=== Section Start ===

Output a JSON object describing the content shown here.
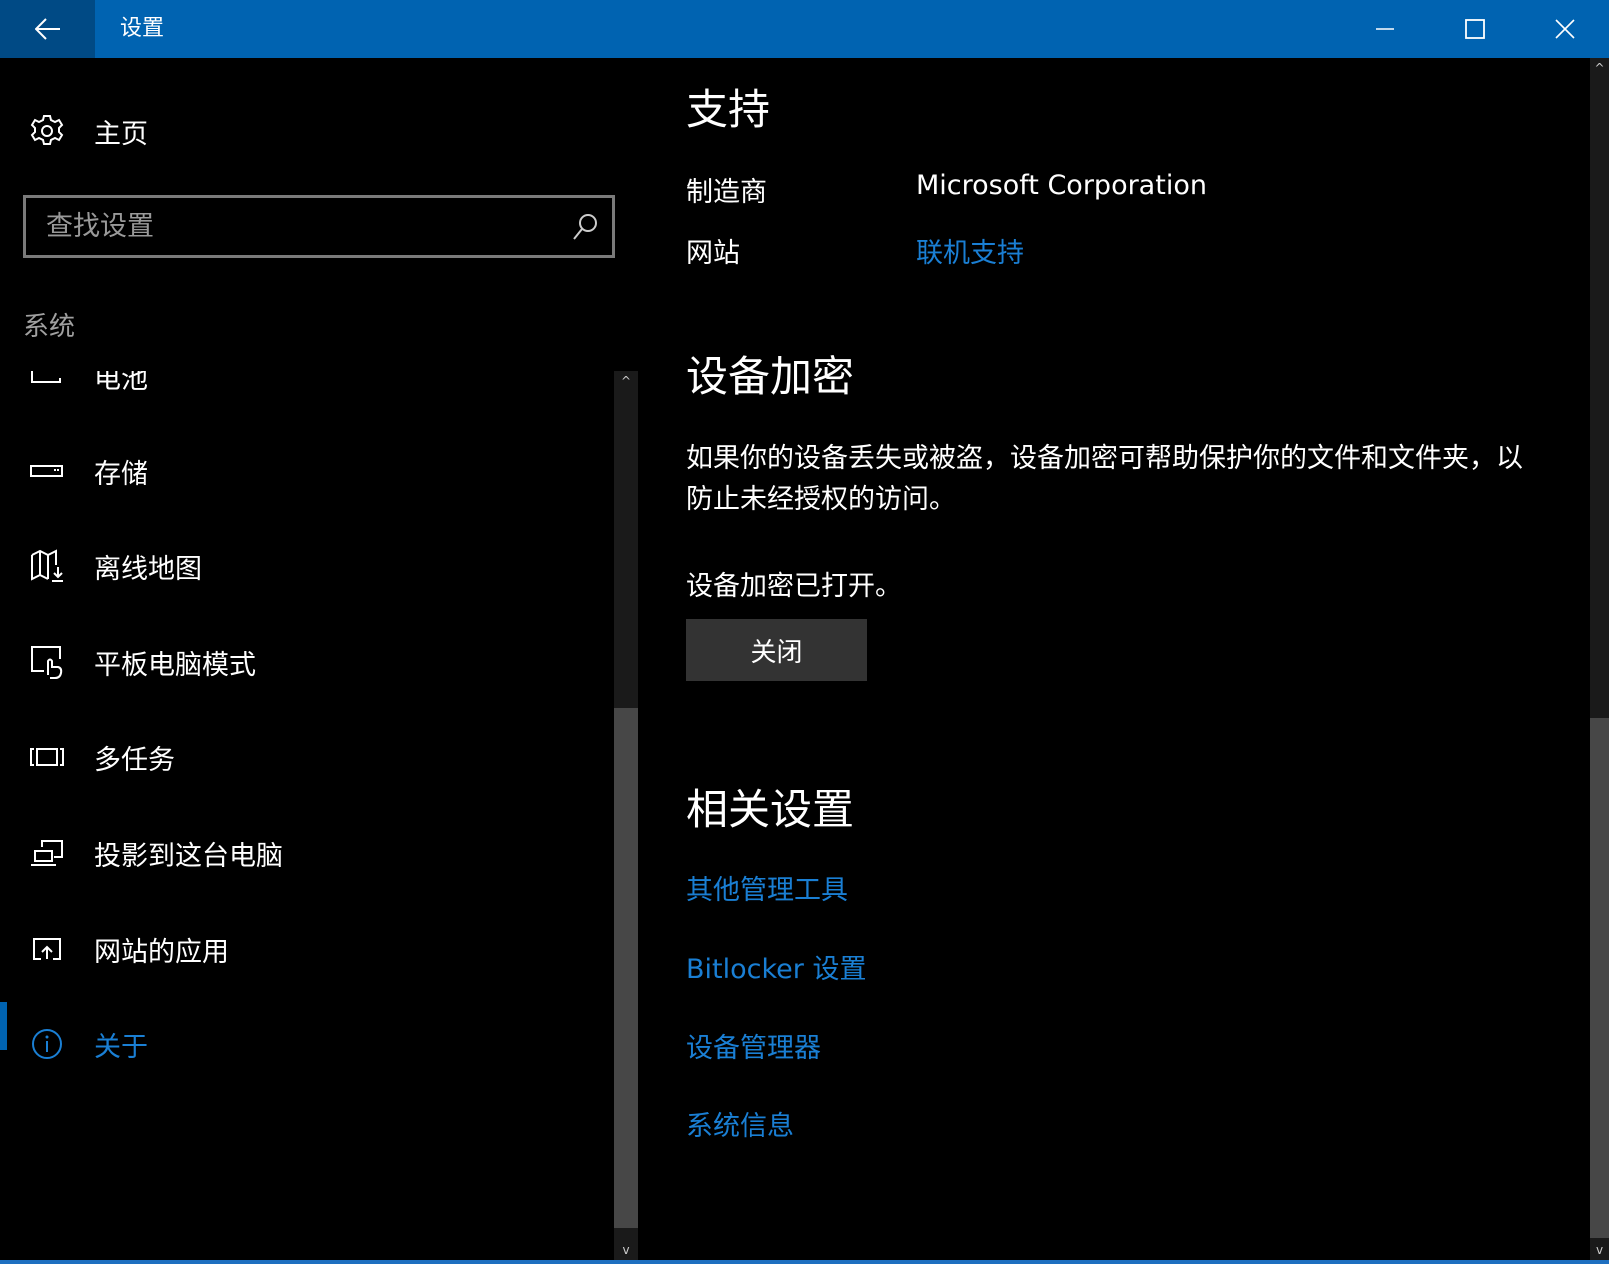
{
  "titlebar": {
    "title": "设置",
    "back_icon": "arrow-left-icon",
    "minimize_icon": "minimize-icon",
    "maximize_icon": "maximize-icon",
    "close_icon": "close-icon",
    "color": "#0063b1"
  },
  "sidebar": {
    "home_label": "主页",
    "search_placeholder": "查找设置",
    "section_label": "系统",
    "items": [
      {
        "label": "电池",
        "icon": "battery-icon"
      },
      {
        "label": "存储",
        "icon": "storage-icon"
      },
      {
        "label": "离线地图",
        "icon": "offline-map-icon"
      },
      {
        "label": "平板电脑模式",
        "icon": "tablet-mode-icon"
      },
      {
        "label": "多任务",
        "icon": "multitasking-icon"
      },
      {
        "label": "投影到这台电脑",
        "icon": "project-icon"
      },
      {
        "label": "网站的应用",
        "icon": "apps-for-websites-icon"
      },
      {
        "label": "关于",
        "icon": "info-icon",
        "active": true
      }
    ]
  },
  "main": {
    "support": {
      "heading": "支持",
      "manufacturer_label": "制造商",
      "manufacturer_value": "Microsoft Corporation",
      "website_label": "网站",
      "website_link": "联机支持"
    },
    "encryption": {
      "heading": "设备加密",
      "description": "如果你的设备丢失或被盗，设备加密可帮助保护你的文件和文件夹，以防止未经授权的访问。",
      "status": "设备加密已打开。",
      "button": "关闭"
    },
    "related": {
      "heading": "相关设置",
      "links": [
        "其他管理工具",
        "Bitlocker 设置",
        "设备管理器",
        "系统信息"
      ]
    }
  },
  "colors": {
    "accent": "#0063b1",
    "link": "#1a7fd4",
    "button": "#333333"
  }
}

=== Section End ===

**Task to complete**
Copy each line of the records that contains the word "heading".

**The answer**
      "heading": "支持",
      "heading": "设备加密",
      "heading": "相关设置",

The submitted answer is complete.